Indie singer-songwriter Nell Bryden avoided writing about the events of 9/11 for ten years. It wasn’t until the 10th anniversary of the tragedy that she began describing them to producer Patrick Mescall, and by the end of the day ‘Sirens’ was complete. Bryden is a native New Yorker, and the track describes her personal experience on the day itself, as well as how she feels looking back on it.
The emotional love song to New York was later covered by Cher for her 2013 album Closer To The Truth. Cher described the cover as “Cher does U2”.
“Skylines and Turnstiles” – My Chemical Romance
‘Skylines and Turnstiles’ was the first song that My Chemical Romance ever wrote. Frontman Gerard Way witnessed the 9/11 attacks from a ferry bound for Manhattan. Surrounded by people who had family in the towers, Way felt intensely emotional and struggled to process the event.
The event’s effect on Way was so intense, in fact, that he felt moved to try his hand at music again, something he had given up as a teenager. He formed a new band and wrote ‘Skylines and Turnstiles’ about his experience on September 11.
“Seven” – And One
With quite a different tone to the others on this list, electronic track ‘Seven’ sees And One discussing the events surrounding 9/11. In particular, the track discusses conspiracy theories surrounding the tragedy, such as an identified white plane seen during the event and the collapse of the WTC 7 building.
“Courtesy Red, White And Blue (The Angry American)” – Toby Keith
This patriotic track from Toby Keith talks about the sacrifices that America’s army and emergency services make for civilians, with a particular focus on the events of 9/11. Keith celebrates all the ways in which the country remains strong and promises that America will always fight back. He also reminisces about his own father, whose service as a soldier helped to protect his soldier.
“Flying” – Living Colour
In ‘Flying’, Living Colour tell the story of a man who goes to work on 9/11 ready for an ordinary day. He considers the possibility of asking out Carmen, a colleague that he likes. However, as he’s gathering up the nerve, she glances out of the window and sees the strike. As everything starts to burn around them, the two of them hold hands and prepare to jump out of the window. It’s a grim reminder of how quickly everything changed on that tragic day.

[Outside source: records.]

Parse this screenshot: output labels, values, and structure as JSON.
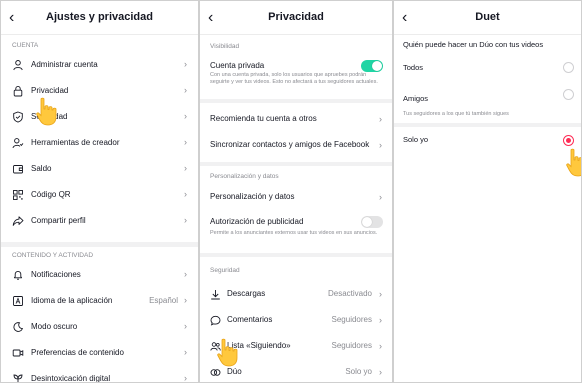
{
  "panel1": {
    "title": "Ajustes y privacidad",
    "section_cuenta": "CUENTA",
    "items": [
      {
        "label": "Administrar cuenta"
      },
      {
        "label": "Privacidad"
      },
      {
        "label": "Seguridad"
      },
      {
        "label": "Herramientas de creador"
      },
      {
        "label": "Saldo"
      },
      {
        "label": "Código QR"
      },
      {
        "label": "Compartir perfil"
      }
    ],
    "section_contenido": "CONTENIDO Y ACTIVIDAD",
    "items2": [
      {
        "label": "Notificaciones",
        "value": ""
      },
      {
        "label": "Idioma de la aplicación",
        "value": "Español"
      },
      {
        "label": "Modo oscuro",
        "value": ""
      },
      {
        "label": "Preferencias de contenido",
        "value": ""
      },
      {
        "label": "Desintoxicación digital",
        "value": ""
      }
    ]
  },
  "panel2": {
    "title": "Privacidad",
    "section_visibilidad": "Visibilidad",
    "private_account": {
      "label": "Cuenta privada",
      "description": "Con una cuenta privada, solo los usuarios que apruebes podrán seguirte y ver tus videos. Esto no afectará a tus seguidores actuales."
    },
    "recommend": "Recomienda tu cuenta a otros",
    "sync": "Sincronizar contactos y amigos de Facebook",
    "section_personalizacion": "Personalización y datos",
    "personalization": "Personalización y datos",
    "ads": {
      "label": "Autorización de publicidad",
      "description": "Permite a los anunciantes externos usar tus videos en sus anuncios."
    },
    "section_seguridad": "Seguridad",
    "security_items": [
      {
        "label": "Descargas",
        "value": "Desactivado"
      },
      {
        "label": "Comentarios",
        "value": "Seguidores"
      },
      {
        "label": "Lista «Siguiendo»",
        "value": "Seguidores"
      },
      {
        "label": "Dúo",
        "value": "Solo yo"
      }
    ]
  },
  "panel3": {
    "title": "Duet",
    "question": "Quién puede hacer un Dúo con tus videos",
    "options": [
      {
        "label": "Todos",
        "desc": ""
      },
      {
        "label": "Amigos",
        "desc": "Tus seguidores a los que tú también sigues"
      },
      {
        "label": "Solo yo",
        "desc": ""
      }
    ],
    "selected_index": 2
  },
  "colors": {
    "accent": "#fe2c55",
    "toggle_on": "#20d5a4",
    "secondary_text": "#8a8b91",
    "hand": "#ffc83d"
  },
  "icons": {
    "back": "‹",
    "chevron": "›"
  }
}
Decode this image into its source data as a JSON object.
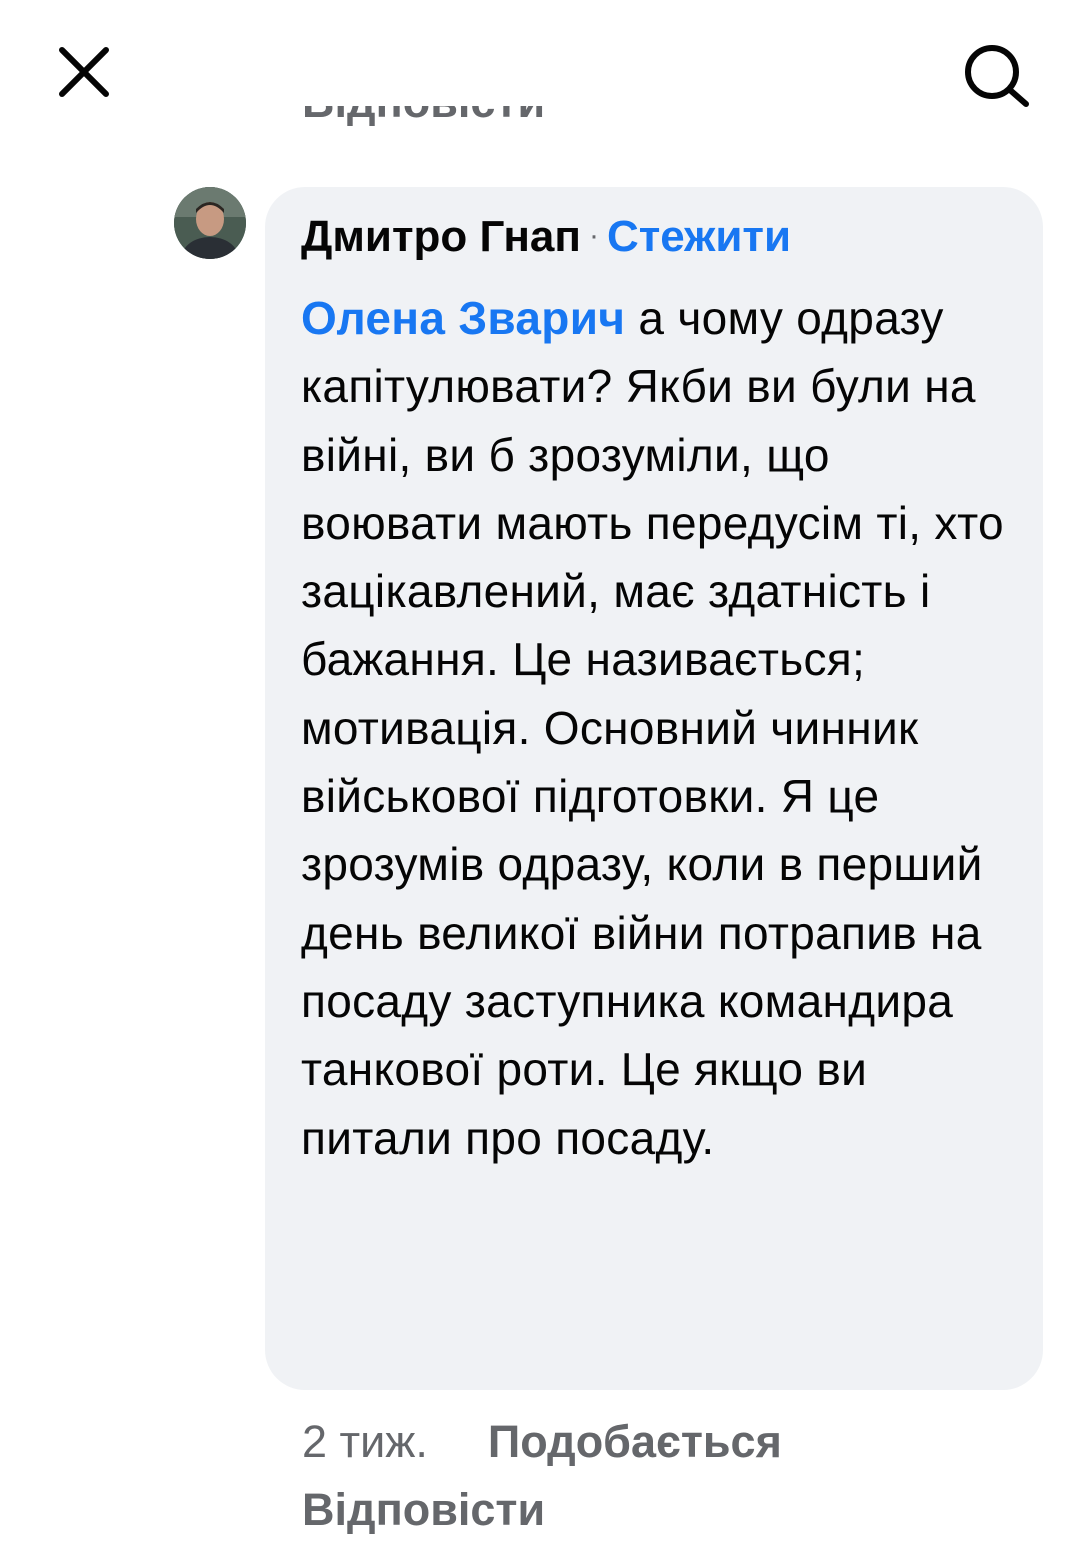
{
  "toolbar": {
    "close_icon": "close-icon",
    "search_icon": "search-icon"
  },
  "previous_comment": {
    "reply_label": "Відповісти"
  },
  "comment": {
    "author": "Дмитро Гнап",
    "separator": "·",
    "follow_label": "Стежити",
    "mention": "Олена Зварич",
    "text": " а чому одразу капітулювати? Якби ви були на війні, ви б зрозуміли, що воювати мають передусім ті, хто зацікавлений, має здатність і бажання. Це називається; мотивація. Основний чинник військової підготовки. Я це зрозумів одразу, коли в перший день великої війни потрапив на посаду заступника командира танкової роти. Це якщо ви питали про посаду.",
    "time": "2 тиж.",
    "like_label": "Подобається",
    "reply_label": "Відповісти"
  },
  "colors": {
    "link_blue": "#1877f2",
    "bubble_bg": "#f0f2f5",
    "secondary_text": "#65676b",
    "primary_text": "#050505"
  }
}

There is no doubt that the events of 9/11 reshaped the world for those affected by the September 11th tragedy. Partially remembered, but never forgotten – these are the songs that will forever remind people of the darkest day in the country’s history.
Whether someone believes that music is a form of expression with no real rules or limitations, it has always been a wonderful way for artists to express themselves and let the listener see through their eyes.
Caitlin Devlin is a music, entertainment and lifestyle writer based in London. When she’s not creating playlists for Repeat Replay, she’s reviewing gigs and interviewing artists for Ticketmaster UK and thinking about what her Spotify Wrapped will look like this year.